Blogs are not everything for writers and musicians. Although, I concede that writing and maintaining one helps. Which is why I’ve continued to maintain the high standard I set for myself with this blog’s content and referencing.

So, it’s in the spirit of “review, review, review”, with its questions and doubts, that I leave you with this thank you and a tentative farewell.

For those fellow bloggers who read this blog without expectation of quid pro quo; for those who’ve taken the time to interact, even intermittently, with me over the past three years, and to those who have put up with my own [sometimes essay length] comments on their own blogs, and who have also made the effort to comment and encourage me on a regular basis here, I THANK YOU!

For this guitar playing, part-time student/full-time homeschool dad/theologian, your encouragement is like gold.

All the best.


Top Twenty Posts 2015

Last year was huge. Part turmoil. Part grief. Part adventure.

It was my third year in the blogging world and my second year as a full-time homeschool dad; directing, teaching and ministering to my kids, leading them to where God has led me. Helping them to see their own call. Enabling them to step up and out, to encounter the One who chooses to walk with us and longs for us to respond in kind.

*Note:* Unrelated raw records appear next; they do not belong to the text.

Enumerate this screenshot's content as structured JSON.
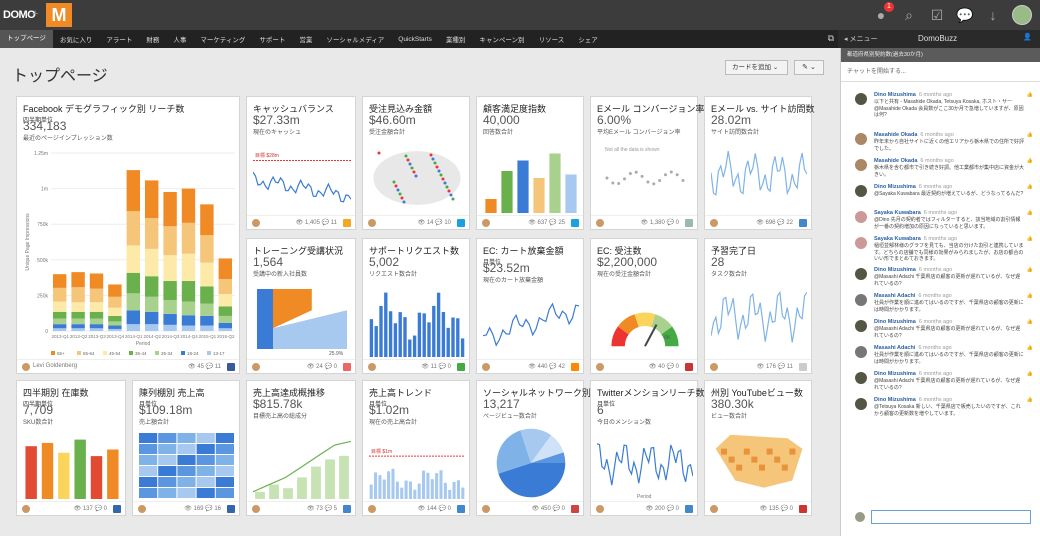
{
  "brand": {
    "logo": "DOMO",
    "plus": "+",
    "m": "M",
    "accent": "#f08a24"
  },
  "topbar": {
    "notif_count": "1"
  },
  "nav": {
    "items": [
      "トップページ",
      "お気に入り",
      "アラート",
      "財務",
      "人事",
      "マーケティング",
      "サポート",
      "営業",
      "ソーシャルメディア",
      "QuickStarts",
      "業種別",
      "キャンペーン別",
      "リソース",
      "シェア"
    ],
    "active": "トップページ"
  },
  "buzzbar": {
    "menu": "◂ メニュー",
    "title": "DomoBuzz"
  },
  "page": {
    "title": "トップページ",
    "add_card": "カードを追加",
    "add_card_caret": "⌄",
    "tools": "✎ ⌄"
  },
  "cards": [
    {
      "title": "Facebook デモグラフィック別 リーチ数",
      "sub": "四半期単位",
      "value": "334,183",
      "desc": "最近のページインプレッション数",
      "who": "Levi Goldenberg",
      "stats": "👁 45 💬 11"
    },
    {
      "title": "キャッシュバランス",
      "sub": "",
      "value": "$27.33m",
      "desc": "現在のキャッシュ",
      "who": "",
      "stats": "👁 1,405 💬 11"
    },
    {
      "title": "受注見込み金額",
      "sub": "",
      "value": "$46.60m",
      "desc": "受注金額合計",
      "who": "",
      "stats": "👁 14 💬 10"
    },
    {
      "title": "顧客満足度指数",
      "sub": "",
      "value": "40,000",
      "desc": "回答数合計",
      "who": "",
      "stats": "👁 637 💬 25"
    },
    {
      "title": "Eメール コンバージョン率",
      "sub": "",
      "value": "6.00%",
      "desc": "平均Eメール コンバージョン率",
      "who": "",
      "stats": "👁 1,380 💬 0"
    },
    {
      "title": "Eメール vs. サイト訪問数",
      "sub": "",
      "value": "28.02m",
      "desc": "サイト訪問数合計",
      "who": "",
      "stats": "👁 696 💬 22"
    },
    {
      "title": "トレーニング受講状況",
      "sub": "",
      "value": "1,564",
      "desc": "受講中の新入社員数",
      "who": "",
      "stats": "👁 24 💬 0"
    },
    {
      "title": "サポートリクエスト数",
      "sub": "",
      "value": "5,002",
      "desc": "リクエスト数合計",
      "who": "",
      "stats": "👁 11 💬 0"
    },
    {
      "title": "EC: カート放棄金額",
      "sub": "月単位",
      "value": "$23.52m",
      "desc": "現在のカート放棄金額",
      "who": "",
      "stats": "👁 440 💬 42"
    },
    {
      "title": "EC: 受注数",
      "sub": "",
      "value": "$2,200,000",
      "desc": "現在の受注金額合計",
      "who": "",
      "stats": "👁 40 💬 0"
    },
    {
      "title": "予習完了日",
      "sub": "",
      "value": "28",
      "desc": "タスク数合計",
      "who": "",
      "stats": "👁 176 💬 11"
    },
    {
      "title": "四半期別 在庫数",
      "sub": "四半期単位",
      "value": "7,709",
      "desc": "SKU数合計",
      "who": "",
      "stats": "👁 137 💬 0"
    },
    {
      "title": "陳列棚別 売上高",
      "sub": "月単位",
      "value": "$109.18m",
      "desc": "売上額合計",
      "who": "",
      "stats": "👁 169 💬 16"
    },
    {
      "title": "売上高達成概推移",
      "sub": "",
      "value": "$815.78k",
      "desc": "目標売上高の総成分",
      "who": "",
      "stats": "👁 73 💬 5"
    },
    {
      "title": "売上高トレンド",
      "sub": "月単位",
      "value": "$1.02m",
      "desc": "現在の売上高合計",
      "who": "",
      "stats": "👁 144 💬 0"
    },
    {
      "title": "ソーシャルネットワーク別...",
      "sub": "",
      "value": "13,217",
      "desc": "ページビュー数合計",
      "who": "",
      "stats": "👁 450 💬 0"
    },
    {
      "title": "Twitterメンションリーチ数",
      "sub": "月単位",
      "value": "6",
      "desc": "今日のメンション数",
      "who": "",
      "stats": "👁 200 💬 0"
    },
    {
      "title": "州別 YouTubeビュー数",
      "sub": "",
      "value": "380.30k",
      "desc": "ビュー数合計",
      "who": "",
      "stats": "👁 135 💬 0"
    }
  ],
  "chart_labels": {
    "fb_y": [
      "1.25m",
      "1m",
      "750k",
      "500k",
      "250k",
      "0"
    ],
    "fb_x": [
      "2013-Q1",
      "2013-Q2",
      "2013-Q3",
      "2013-Q4",
      "2014-Q1",
      "2014-Q2",
      "2014-Q3",
      "2014-Q4",
      "2015-Q1",
      "2015-Q2"
    ],
    "fb_legend": [
      "65+",
      "55-64",
      "45-54",
      "35-44",
      "25-34",
      "18-24",
      "13-17"
    ],
    "fb_xlabel": "Period",
    "fb_ylabel": "Unique Page Impressions",
    "cash_goal": "目標 $28m",
    "email_none": "Not all the data is shown",
    "train_pct": "25.9%",
    "gauge_label": "6K",
    "trend_goal": "目標 $1m",
    "tw_xlabel": "Period"
  },
  "buzz": {
    "channel": "都道府県別契約数(過去30か月)",
    "start": "チャットを開始する...",
    "messages": [
      {
        "name": "Dino Mizushima",
        "time": "6 months ago",
        "text": "以下と共有 - Masahide Okada, Tetsuya Kosaka, ホスト・サー @Masahide Okada 会員数がここ30か月で急増していますが、原因は何?"
      },
      {
        "name": "Masahide Okada",
        "time": "6 months ago",
        "text": "昨年末から自社サイトに近くの他エリアから栃木県での住所で好評でした。"
      },
      {
        "name": "Masahide Okada",
        "time": "6 months ago",
        "text": "栃木県を含む都市で引き続き好調。他工業都市が集中店に資金が大きい。"
      },
      {
        "name": "Dino Mizushima",
        "time": "6 months ago",
        "text": "@Sayaka Kuwabara 最近契約が増えているが、どうなってるんだ?"
      },
      {
        "name": "Sayaka Kuwabara",
        "time": "6 months ago",
        "text": "@Dino 先月の契約者ではフィルターすると、該当地域の割引情報が一番の契約増加の原因になっていると思います。"
      },
      {
        "name": "Sayaka Kuwabara",
        "time": "6 months ago",
        "text": "稲垣並郁林様のグラフを見ても、当店の分けた割引と連携しています。どちらの店舗でも同様の効果がみられましたが、お店の都合のいい形でまとめておきます。"
      },
      {
        "name": "Dino Mizushima",
        "time": "6 months ago",
        "text": "@Masashi Adachi 千葉県店の顧客の更新が遅れているが、なぜ遅れているの?"
      },
      {
        "name": "Masashi Adachi",
        "time": "6 months ago",
        "text": "社員が作業を順に進めてはいるのですが、千葉県店の顧客の更新には時間がかかります。"
      },
      {
        "name": "Dino Mizushima",
        "time": "6 months ago",
        "text": "@Masashi Adachi 千葉県店の顧客の更新が遅れているが、なぜ遅れているの?"
      },
      {
        "name": "Masashi Adachi",
        "time": "6 months ago",
        "text": "社員が作業を順に進めてはいるのですが、千葉県店の顧客の更新には時間がかかります。"
      },
      {
        "name": "Dino Mizushima",
        "time": "6 months ago",
        "text": "@Masashi Adachi 千葉県店の顧客の更新が遅れているが、なぜ遅れているの?"
      },
      {
        "name": "Dino Mizushima",
        "time": "6 months ago",
        "text": "@Tetsuya Kosaka 新しい、千葉県店で販売したいのですが、これから顧客の更新数を増やしています。"
      }
    ]
  }
}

The year also brought grief. The death of my father, not long after the death of another valued family member, meant that the long-held hope of a healthier relationship, an apology or acknowledgement of wrongs, was no longer a possibility. This said, the eight-hour road trip to visit him, his coherence and words on that day are things to be thankful for.

Still, the subtle sadness lingers. C.S Lewis wrote, ‘grief is a process, not a state of mind. We all experience it differently.’ (A Grief Observed)  I’m learning to agree with him. My own grief comes in waves. It overshadows the day, like skies that are drenched in clouds, but the land remains untouched by rain. The promise of it lingers, but disappears before it can deliver.

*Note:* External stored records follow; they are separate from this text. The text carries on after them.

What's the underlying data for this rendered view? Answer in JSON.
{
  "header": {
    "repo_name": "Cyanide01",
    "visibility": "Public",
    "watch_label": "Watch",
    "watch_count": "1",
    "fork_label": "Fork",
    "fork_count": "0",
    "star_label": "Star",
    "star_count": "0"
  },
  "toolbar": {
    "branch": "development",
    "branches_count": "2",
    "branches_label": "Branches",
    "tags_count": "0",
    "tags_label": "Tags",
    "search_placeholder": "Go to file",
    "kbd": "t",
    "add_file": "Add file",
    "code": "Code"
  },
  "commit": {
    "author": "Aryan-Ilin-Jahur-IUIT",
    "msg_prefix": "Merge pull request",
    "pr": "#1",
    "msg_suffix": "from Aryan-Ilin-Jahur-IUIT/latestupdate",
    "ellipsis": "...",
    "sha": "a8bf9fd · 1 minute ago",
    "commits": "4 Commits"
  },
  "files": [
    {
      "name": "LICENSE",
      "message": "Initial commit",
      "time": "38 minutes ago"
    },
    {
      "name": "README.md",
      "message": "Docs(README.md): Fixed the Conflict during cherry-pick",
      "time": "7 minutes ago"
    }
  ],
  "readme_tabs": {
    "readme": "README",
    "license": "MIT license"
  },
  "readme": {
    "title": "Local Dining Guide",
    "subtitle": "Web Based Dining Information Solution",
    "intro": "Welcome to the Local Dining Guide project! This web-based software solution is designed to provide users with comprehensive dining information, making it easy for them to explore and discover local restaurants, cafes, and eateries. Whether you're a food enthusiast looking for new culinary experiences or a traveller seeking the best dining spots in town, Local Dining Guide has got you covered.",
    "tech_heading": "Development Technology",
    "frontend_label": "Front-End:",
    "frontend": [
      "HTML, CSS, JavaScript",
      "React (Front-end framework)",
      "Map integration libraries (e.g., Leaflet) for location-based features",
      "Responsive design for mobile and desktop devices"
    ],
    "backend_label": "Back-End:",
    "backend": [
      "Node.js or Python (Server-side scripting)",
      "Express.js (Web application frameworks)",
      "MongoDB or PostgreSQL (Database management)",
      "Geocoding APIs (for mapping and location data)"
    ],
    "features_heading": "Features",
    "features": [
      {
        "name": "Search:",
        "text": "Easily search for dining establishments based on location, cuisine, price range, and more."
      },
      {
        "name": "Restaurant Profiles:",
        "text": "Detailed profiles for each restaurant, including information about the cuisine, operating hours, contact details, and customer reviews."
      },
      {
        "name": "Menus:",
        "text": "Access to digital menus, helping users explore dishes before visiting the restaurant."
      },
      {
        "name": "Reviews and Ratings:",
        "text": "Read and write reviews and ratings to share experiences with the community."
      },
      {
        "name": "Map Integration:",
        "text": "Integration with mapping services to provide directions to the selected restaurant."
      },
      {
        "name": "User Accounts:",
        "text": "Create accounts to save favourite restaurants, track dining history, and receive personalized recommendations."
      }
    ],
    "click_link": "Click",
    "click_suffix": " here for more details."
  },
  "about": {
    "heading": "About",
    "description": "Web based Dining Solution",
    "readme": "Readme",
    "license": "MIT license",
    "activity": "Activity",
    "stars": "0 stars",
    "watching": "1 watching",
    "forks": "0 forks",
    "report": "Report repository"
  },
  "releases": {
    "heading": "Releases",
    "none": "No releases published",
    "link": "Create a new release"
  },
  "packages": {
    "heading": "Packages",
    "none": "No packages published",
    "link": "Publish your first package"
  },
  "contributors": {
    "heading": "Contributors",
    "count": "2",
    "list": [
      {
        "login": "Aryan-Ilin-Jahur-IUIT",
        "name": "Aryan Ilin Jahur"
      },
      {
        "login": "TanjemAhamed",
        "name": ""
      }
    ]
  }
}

I don’t write this blog for a living, so I have no real need to “obsess” over stats. However, the retailer manager in me does find them interesting and encouraging to note. In all, there were 42 articles less than 2014 and 77 less than 2013. This had no overall significant impact on visits or views.

The top twenty posts for 2015 are:

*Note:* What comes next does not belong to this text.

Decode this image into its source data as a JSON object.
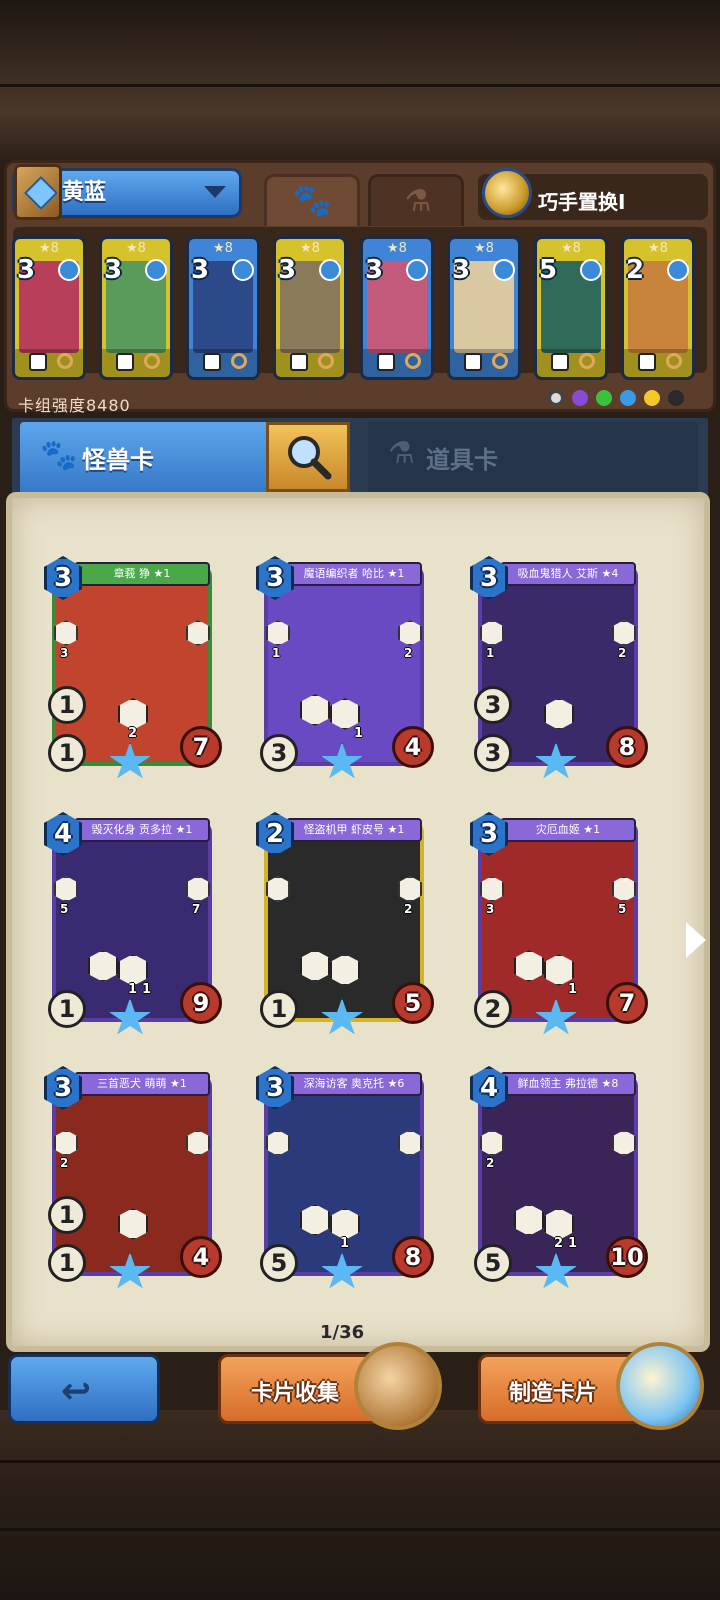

1. Of Relative Importance: C.S Lewis, David Low, Cartoons & Blimpophobia

2. Review: Prayer, Karl Barth

3. The Light In My Darkness

4. Bonhoeffer’s Discourse On Pride, Identity, Lust & Christian Discipleship

5. The Rise of The Technocrat & The Growing Impossibility of Persuasion

6. Review: ‘The Reason’, Lacey Sturm

7. Karl Barth: God Is The One Who Loves In Freedom

8. Five Two

9. You Don’t Have To Be A Progressive, To Be For Progress

10. Viewing Christianity As An Ethic Of Universal Niceness Misses The Point

11. Lifeschooling

12. Review: Peter Harrison’s, The Territories of Science & Religion

13. Navigating Hostility: Homeschooling In The Face Of Direct Opposition

14. The Young Messiah & Risen, 2016

15. George Orwell & Karl Barth: On The Irruption Of a Third Reich Of Madness

16. Homeschooling In High Definition

17. The Denial of Christ Is More About Prejudiced Conclusions, Than Facts

18. With Fallen, Stryper Continue To Raise The Standard

19. Elshtain’s Criticism Of “The Left’s” Totalitarian Claim On Thought & The Academy.

Looking back over my posts for this year, I’m content with the work.I’m particularly excited about sharing my journey through Barth’s Dogmatics, homeschooling, theology, politics, and creating some of my art, and music.

From the music category, two works I’m grateful to have had the time to create this year are God, Do you speak morse? and Sagacity:

My hope is that this project, now entering its fourth year, will continue to be a blessing, challenge and uplift.

Thanks for reading in 2015. All the best to you and yours for 2016.

May it be to the glory of God.

– Rod.


Related post:

Year in Review: Top Twenty Posts of 2014